GIVEN DATA Block Start

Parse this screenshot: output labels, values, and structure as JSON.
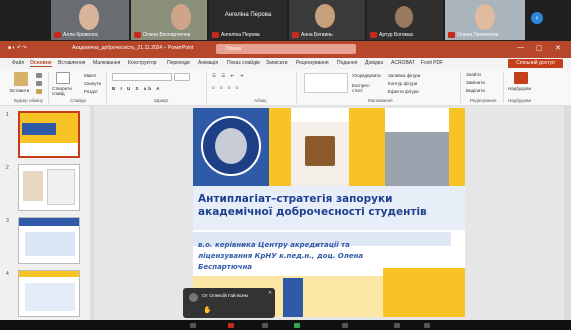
{
  "participants": [
    {
      "name": "Алла Кривонос"
    },
    {
      "name": "Олена Беспартючна"
    },
    {
      "name": "Ангеліна Перова",
      "avatar_name": "Ангеліна Перова"
    },
    {
      "name": "Анна Бегвинь"
    },
    {
      "name": "Артур Богомаз"
    },
    {
      "name": "Олена Гіковитина"
    }
  ],
  "app": {
    "title": "Академічна_доброчесність_21.11.2024 – PowerPoint",
    "search_placeholder": "Пошук",
    "controls": [
      "—",
      "▢",
      "✕"
    ]
  },
  "menu": {
    "tabs": [
      "Файл",
      "Основне",
      "Вставлення",
      "Малювання",
      "Конструктор",
      "Переходи",
      "Анімація",
      "Показ слайдів",
      "Записати",
      "Рецензування",
      "Подання",
      "Довідка",
      "ACROBAT",
      "Foxit PDF"
    ],
    "active": "Основне",
    "share_label": "Спільний доступ"
  },
  "ribbon": {
    "groups": [
      "Буфер обміну",
      "Слайди",
      "Шрифт",
      "Абзац",
      "Малювання",
      "Редагування",
      "Надбудови"
    ],
    "buttons": {
      "paste": "Вставити",
      "new_slide": "Створити слайд",
      "layout": "Макет",
      "reset": "Скинути",
      "section": "Розділ",
      "arrange": "Упорядкувати",
      "quick_styles": "Експрес-стилі",
      "fill": "Заливка фігури",
      "outline": "Контур фігури",
      "effects": "Ефекти фігури",
      "find": "Знайти",
      "replace": "Замінити",
      "select": "Виділити",
      "addins": "Надбудови"
    }
  },
  "thumbnails": [
    "1",
    "2",
    "3",
    "4"
  ],
  "slide": {
    "title": "Антиплагіат–стратегія запоруки академічної доброчесності студентів",
    "subtitle": "в.о. керівника Центру акредитації та ліцензування КрНУ к.пед.н., доц. Олена Беспартючна"
  },
  "toast": {
    "text": "От Олексій Гай всем",
    "close": "✕"
  },
  "colors": {
    "accent": "#b7472a",
    "share": "#c43e1c",
    "slide_blue": "#1f3f8f",
    "slide_yellow": "#f7c325"
  }
}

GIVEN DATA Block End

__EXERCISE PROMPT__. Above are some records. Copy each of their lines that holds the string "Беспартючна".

__SOLUTION FOR THIS EXERCISE__.
      "name": "Олена Беспартючна"
    "subtitle": "в.о. керівника Центру акредитації та ліцензування КрНУ к.пед.н., доц. Олена Беспартючна"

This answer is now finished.